PROBLEM TO SOLVE>
Your whole answer should be the number of lines in the material below that include the word "Canal".

STORED DATA>

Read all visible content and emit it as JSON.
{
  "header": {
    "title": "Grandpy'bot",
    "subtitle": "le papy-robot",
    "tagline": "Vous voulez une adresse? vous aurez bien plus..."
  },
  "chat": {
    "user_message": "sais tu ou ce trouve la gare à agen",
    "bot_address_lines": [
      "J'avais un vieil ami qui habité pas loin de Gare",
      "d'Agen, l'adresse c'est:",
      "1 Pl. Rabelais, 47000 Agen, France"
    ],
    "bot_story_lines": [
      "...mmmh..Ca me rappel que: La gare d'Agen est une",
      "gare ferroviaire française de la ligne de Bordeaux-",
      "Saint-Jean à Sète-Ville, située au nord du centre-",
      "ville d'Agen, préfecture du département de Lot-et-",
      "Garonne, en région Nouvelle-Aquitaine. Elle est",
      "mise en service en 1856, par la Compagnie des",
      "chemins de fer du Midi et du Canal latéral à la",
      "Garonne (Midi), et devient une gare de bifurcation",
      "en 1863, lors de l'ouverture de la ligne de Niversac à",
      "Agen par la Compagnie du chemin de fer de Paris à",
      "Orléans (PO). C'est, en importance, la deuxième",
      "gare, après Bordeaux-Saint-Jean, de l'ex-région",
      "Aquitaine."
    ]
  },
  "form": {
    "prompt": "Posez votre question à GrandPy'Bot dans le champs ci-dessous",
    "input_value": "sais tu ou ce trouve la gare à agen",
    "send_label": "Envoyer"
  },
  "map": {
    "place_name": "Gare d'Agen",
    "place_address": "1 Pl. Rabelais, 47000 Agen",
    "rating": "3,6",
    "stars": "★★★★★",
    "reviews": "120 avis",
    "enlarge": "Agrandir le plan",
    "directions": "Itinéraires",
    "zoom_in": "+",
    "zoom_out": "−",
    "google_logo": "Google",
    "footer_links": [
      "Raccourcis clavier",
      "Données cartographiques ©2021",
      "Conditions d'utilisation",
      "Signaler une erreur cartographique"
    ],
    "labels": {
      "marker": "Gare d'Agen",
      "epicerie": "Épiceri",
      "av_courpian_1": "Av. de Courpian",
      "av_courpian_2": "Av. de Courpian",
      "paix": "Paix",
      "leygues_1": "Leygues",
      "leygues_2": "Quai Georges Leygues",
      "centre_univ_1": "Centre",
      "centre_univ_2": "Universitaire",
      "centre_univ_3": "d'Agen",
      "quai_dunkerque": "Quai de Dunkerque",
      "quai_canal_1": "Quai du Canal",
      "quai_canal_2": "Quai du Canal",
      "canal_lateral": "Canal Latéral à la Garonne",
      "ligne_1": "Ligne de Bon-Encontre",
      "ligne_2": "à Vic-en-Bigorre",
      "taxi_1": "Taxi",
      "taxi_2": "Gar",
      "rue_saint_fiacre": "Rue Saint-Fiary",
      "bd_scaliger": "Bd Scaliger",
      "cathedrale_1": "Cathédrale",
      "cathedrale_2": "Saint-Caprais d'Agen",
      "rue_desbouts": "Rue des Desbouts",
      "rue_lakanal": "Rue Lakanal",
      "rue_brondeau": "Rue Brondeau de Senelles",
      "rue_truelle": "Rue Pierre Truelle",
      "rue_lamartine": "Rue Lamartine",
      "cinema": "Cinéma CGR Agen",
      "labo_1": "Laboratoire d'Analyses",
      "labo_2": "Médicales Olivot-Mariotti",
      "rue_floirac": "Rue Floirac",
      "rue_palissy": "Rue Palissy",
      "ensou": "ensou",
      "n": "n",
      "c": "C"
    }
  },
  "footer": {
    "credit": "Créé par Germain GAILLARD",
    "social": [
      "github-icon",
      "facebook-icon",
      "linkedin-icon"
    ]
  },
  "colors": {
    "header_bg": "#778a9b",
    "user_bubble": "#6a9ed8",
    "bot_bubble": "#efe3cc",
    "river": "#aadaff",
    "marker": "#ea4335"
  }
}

YOUR SOLUTION>
4